───── Input records

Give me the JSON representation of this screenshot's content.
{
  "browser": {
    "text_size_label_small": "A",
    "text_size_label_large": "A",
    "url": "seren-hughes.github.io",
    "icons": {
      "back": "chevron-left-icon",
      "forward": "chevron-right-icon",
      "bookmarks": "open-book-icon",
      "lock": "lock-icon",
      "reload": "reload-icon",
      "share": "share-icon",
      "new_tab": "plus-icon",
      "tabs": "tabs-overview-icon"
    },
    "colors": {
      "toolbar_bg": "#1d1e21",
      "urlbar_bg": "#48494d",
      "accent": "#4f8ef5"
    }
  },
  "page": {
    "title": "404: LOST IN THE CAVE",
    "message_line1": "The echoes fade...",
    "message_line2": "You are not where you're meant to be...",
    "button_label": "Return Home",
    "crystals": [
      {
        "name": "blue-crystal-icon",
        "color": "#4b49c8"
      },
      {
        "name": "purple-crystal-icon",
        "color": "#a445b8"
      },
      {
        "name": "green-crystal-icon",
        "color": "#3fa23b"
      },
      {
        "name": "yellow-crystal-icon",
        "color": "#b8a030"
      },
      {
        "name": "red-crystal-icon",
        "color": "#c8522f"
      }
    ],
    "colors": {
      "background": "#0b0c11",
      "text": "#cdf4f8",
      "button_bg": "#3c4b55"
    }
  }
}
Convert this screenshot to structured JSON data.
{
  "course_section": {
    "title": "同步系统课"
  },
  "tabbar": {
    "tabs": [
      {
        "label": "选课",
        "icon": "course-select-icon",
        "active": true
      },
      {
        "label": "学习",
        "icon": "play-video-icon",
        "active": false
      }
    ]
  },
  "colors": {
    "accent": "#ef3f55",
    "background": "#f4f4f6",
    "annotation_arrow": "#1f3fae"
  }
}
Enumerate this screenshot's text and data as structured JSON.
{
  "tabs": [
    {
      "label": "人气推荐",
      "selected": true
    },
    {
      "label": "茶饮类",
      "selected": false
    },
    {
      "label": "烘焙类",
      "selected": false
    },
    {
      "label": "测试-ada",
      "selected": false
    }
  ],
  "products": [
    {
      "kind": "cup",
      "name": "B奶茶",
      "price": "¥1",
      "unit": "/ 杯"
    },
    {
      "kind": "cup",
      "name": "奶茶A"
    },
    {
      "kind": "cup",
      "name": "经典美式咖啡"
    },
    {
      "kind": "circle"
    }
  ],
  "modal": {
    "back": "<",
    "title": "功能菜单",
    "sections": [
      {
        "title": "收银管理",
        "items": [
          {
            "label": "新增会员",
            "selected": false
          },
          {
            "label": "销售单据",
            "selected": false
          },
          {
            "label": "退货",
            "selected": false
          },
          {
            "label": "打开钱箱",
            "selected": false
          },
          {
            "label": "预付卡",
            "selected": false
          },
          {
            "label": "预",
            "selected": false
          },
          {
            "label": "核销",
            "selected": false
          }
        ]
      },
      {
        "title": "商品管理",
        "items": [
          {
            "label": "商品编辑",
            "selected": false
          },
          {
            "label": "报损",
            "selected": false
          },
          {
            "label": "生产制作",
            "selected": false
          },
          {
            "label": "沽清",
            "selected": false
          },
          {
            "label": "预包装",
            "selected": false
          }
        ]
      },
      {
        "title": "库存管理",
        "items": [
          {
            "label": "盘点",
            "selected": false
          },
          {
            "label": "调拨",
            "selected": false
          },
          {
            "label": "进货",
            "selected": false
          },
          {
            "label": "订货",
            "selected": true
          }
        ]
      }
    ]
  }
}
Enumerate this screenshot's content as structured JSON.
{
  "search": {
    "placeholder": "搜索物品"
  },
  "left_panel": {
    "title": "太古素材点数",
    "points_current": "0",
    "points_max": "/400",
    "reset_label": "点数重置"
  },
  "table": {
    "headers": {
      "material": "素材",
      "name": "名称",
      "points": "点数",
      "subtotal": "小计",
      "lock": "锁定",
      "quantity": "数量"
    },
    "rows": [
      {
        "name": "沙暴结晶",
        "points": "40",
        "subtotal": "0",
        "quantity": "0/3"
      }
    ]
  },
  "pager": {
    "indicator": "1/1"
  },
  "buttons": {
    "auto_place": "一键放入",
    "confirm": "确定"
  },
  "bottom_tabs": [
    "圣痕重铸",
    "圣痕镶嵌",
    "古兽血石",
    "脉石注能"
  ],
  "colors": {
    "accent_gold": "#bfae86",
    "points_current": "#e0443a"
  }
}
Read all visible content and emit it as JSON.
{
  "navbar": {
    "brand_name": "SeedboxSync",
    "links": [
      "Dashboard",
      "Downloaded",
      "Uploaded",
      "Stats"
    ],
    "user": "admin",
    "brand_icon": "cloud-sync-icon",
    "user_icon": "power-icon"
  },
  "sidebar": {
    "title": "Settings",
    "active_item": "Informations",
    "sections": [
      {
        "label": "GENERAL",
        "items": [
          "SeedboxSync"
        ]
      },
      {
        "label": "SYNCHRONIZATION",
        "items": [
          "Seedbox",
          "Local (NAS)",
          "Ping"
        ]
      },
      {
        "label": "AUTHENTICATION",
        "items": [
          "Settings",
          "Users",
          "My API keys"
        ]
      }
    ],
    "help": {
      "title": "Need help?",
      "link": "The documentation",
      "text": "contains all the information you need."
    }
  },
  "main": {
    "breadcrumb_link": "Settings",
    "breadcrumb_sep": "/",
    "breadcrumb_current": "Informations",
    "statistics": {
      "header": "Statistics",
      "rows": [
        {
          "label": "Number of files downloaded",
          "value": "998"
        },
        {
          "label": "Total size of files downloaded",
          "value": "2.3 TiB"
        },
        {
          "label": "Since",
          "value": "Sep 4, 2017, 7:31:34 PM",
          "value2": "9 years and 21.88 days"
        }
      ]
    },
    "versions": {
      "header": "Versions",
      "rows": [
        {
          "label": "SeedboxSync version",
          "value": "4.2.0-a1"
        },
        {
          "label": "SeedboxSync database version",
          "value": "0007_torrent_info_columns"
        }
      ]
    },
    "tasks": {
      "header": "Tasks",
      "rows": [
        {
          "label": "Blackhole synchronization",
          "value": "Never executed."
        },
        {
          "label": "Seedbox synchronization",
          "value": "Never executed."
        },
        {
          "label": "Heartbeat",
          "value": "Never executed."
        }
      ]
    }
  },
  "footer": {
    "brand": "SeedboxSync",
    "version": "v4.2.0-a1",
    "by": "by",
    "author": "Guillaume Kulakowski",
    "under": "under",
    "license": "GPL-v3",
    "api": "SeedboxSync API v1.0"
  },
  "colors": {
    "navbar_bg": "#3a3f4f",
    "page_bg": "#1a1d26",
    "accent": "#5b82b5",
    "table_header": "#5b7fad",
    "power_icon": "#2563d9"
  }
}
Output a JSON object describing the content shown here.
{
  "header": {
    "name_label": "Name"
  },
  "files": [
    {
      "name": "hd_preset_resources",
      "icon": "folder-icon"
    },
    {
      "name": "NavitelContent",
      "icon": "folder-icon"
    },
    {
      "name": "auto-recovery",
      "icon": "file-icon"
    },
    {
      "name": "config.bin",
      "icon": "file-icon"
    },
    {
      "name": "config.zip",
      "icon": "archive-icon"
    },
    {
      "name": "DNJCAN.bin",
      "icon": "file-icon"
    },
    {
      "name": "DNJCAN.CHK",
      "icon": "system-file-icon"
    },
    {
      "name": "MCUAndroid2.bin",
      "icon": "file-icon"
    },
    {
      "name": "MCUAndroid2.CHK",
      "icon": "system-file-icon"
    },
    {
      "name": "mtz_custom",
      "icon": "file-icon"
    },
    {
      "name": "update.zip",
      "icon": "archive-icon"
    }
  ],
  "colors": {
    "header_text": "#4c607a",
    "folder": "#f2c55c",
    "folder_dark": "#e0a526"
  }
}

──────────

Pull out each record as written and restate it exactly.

Expected output:
Give me the JSON representation of this screenshot's content.
{
  "browser": {
    "text_size_label_small": "A",
    "text_size_label_large": "A",
    "url": "seren-hughes.github.io",
    "icons": {
      "back": "chevron-left-icon",
      "forward": "chevron-right-icon",
      "bookmarks": "open-book-icon",
      "lock": "lock-icon",
      "reload": "reload-icon",
      "share": "share-icon",
      "new_tab": "plus-icon",
      "tabs": "tabs-overview-icon"
    },
    "colors": {
      "toolbar_bg": "#1d1e21",
      "urlbar_bg": "#48494d",
      "accent": "#4f8ef5"
    }
  },
  "page": {
    "title": "404: LOST IN THE CAVE",
    "message_line1": "The echoes fade...",
    "message_line2": "You are not where you're meant to be...",
    "button_label": "Return Home",
    "crystals": [
      {
        "name": "blue-crystal-icon",
        "color": "#4b49c8"
      },
      {
        "name": "purple-crystal-icon",
        "color": "#a445b8"
      },
      {
        "name": "green-crystal-icon",
        "color": "#3fa23b"
      },
      {
        "name": "yellow-crystal-icon",
        "color": "#b8a030"
      },
      {
        "name": "red-crystal-icon",
        "color": "#c8522f"
      }
    ],
    "colors": {
      "background": "#0b0c11",
      "text": "#cdf4f8",
      "button_bg": "#3c4b55"
    }
  }
}
Convert this screenshot to structured JSON data.
{
  "course_section": {
    "title": "同步系统课"
  },
  "tabbar": {
    "tabs": [
      {
        "label": "选课",
        "icon": "course-select-icon",
        "active": true
      },
      {
        "label": "学习",
        "icon": "play-video-icon",
        "active": false
      }
    ]
  },
  "colors": {
    "accent": "#ef3f55",
    "background": "#f4f4f6",
    "annotation_arrow": "#1f3fae"
  }
}
Enumerate this screenshot's text and data as structured JSON.
{
  "tabs": [
    {
      "label": "人气推荐",
      "selected": true
    },
    {
      "label": "茶饮类",
      "selected": false
    },
    {
      "label": "烘焙类",
      "selected": false
    },
    {
      "label": "测试-ada",
      "selected": false
    }
  ],
  "products": [
    {
      "kind": "cup",
      "name": "B奶茶",
      "price": "¥1",
      "unit": "/ 杯"
    },
    {
      "kind": "cup",
      "name": "奶茶A"
    },
    {
      "kind": "cup",
      "name": "经典美式咖啡"
    },
    {
      "kind": "circle"
    }
  ],
  "modal": {
    "back": "<",
    "title": "功能菜单",
    "sections": [
      {
        "title": "收银管理",
        "items": [
          {
            "label": "新增会员",
            "selected": false
          },
          {
            "label": "销售单据",
            "selected": false
          },
          {
            "label": "退货",
            "selected": false
          },
          {
            "label": "打开钱箱",
            "selected": false
          },
          {
            "label": "预付卡",
            "selected": false
          },
          {
            "label": "预",
            "selected": false
          },
          {
            "label": "核销",
            "selected": false
          }
        ]
      },
      {
        "title": "商品管理",
        "items": [
          {
            "label": "商品编辑",
            "selected": false
          },
          {
            "label": "报损",
            "selected": false
          },
          {
            "label": "生产制作",
            "selected": false
          },
          {
            "label": "沽清",
            "selected": false
          },
          {
            "label": "预包装",
            "selected": false
          }
        ]
      },
      {
        "title": "库存管理",
        "items": [
          {
            "label": "盘点",
            "selected": false
          },
          {
            "label": "调拨",
            "selected": false
          },
          {
            "label": "进货",
            "selected": false
          },
          {
            "label": "订货",
            "selected": true
          }
        ]
      }
    ]
  }
}
Enumerate this screenshot's content as structured JSON.
{
  "search": {
    "placeholder": "搜索物品"
  },
  "left_panel": {
    "title": "太古素材点数",
    "points_current": "0",
    "points_max": "/400",
    "reset_label": "点数重置"
  },
  "table": {
    "headers": {
      "material": "素材",
      "name": "名称",
      "points": "点数",
      "subtotal": "小计",
      "lock": "锁定",
      "quantity": "数量"
    },
    "rows": [
      {
        "name": "沙暴结晶",
        "points": "40",
        "subtotal": "0",
        "quantity": "0/3"
      }
    ]
  },
  "pager": {
    "indicator": "1/1"
  },
  "buttons": {
    "auto_place": "一键放入",
    "confirm": "确定"
  },
  "bottom_tabs": [
    "圣痕重铸",
    "圣痕镶嵌",
    "古兽血石",
    "脉石注能"
  ],
  "colors": {
    "accent_gold": "#bfae86",
    "points_current": "#e0443a"
  }
}
Read all visible content and emit it as JSON.
{
  "navbar": {
    "brand_name": "SeedboxSync",
    "links": [
      "Dashboard",
      "Downloaded",
      "Uploaded",
      "Stats"
    ],
    "user": "admin",
    "brand_icon": "cloud-sync-icon",
    "user_icon": "power-icon"
  },
  "sidebar": {
    "title": "Settings",
    "active_item": "Informations",
    "sections": [
      {
        "label": "GENERAL",
        "items": [
          "SeedboxSync"
        ]
      },
      {
        "label": "SYNCHRONIZATION",
        "items": [
          "Seedbox",
          "Local (NAS)",
          "Ping"
        ]
      },
      {
        "label": "AUTHENTICATION",
        "items": [
          "Settings",
          "Users",
          "My API keys"
        ]
      }
    ],
    "help": {
      "title": "Need help?",
      "link": "The documentation",
      "text": "contains all the information you need."
    }
  },
  "main": {
    "breadcrumb_link": "Settings",
    "breadcrumb_sep": "/",
    "breadcrumb_current": "Informations",
    "statistics": {
      "header": "Statistics",
      "rows": [
        {
          "label": "Number of files downloaded",
          "value": "998"
        },
        {
          "label": "Total size of files downloaded",
          "value": "2.3 TiB"
        },
        {
          "label": "Since",
          "value": "Sep 4, 2017, 7:31:34 PM",
          "value2": "9 years and 21.88 days"
        }
      ]
    },
    "versions": {
      "header": "Versions",
      "rows": [
        {
          "label": "SeedboxSync version",
          "value": "4.2.0-a1"
        },
        {
          "label": "SeedboxSync database version",
          "value": "0007_torrent_info_columns"
        }
      ]
    },
    "tasks": {
      "header": "Tasks",
      "rows": [
        {
          "label": "Blackhole synchronization",
          "value": "Never executed."
        },
        {
          "label": "Seedbox synchronization",
          "value": "Never executed."
        },
        {
          "label": "Heartbeat",
          "value": "Never executed."
        }
      ]
    }
  },
  "footer": {
    "brand": "SeedboxSync",
    "version": "v4.2.0-a1",
    "by": "by",
    "author": "Guillaume Kulakowski",
    "under": "under",
    "license": "GPL-v3",
    "api": "SeedboxSync API v1.0"
  },
  "colors": {
    "navbar_bg": "#3a3f4f",
    "page_bg": "#1a1d26",
    "accent": "#5b82b5",
    "table_header": "#5b7fad",
    "power_icon": "#2563d9"
  }
}
Output a JSON object describing the content shown here.
{
  "header": {
    "name_label": "Name"
  },
  "files": [
    {
      "name": "hd_preset_resources",
      "icon": "folder-icon"
    },
    {
      "name": "NavitelContent",
      "icon": "folder-icon"
    },
    {
      "name": "auto-recovery",
      "icon": "file-icon"
    },
    {
      "name": "config.bin",
      "icon": "file-icon"
    },
    {
      "name": "config.zip",
      "icon": "archive-icon"
    },
    {
      "name": "DNJCAN.bin",
      "icon": "file-icon"
    },
    {
      "name": "DNJCAN.CHK",
      "icon": "system-file-icon"
    },
    {
      "name": "MCUAndroid2.bin",
      "icon": "file-icon"
    },
    {
      "name": "MCUAndroid2.CHK",
      "icon": "system-file-icon"
    },
    {
      "name": "mtz_custom",
      "icon": "file-icon"
    },
    {
      "name": "update.zip",
      "icon": "archive-icon"
    }
  ],
  "colors": {
    "header_text": "#4c607a",
    "folder": "#f2c55c",
    "folder_dark": "#e0a526"
  }
}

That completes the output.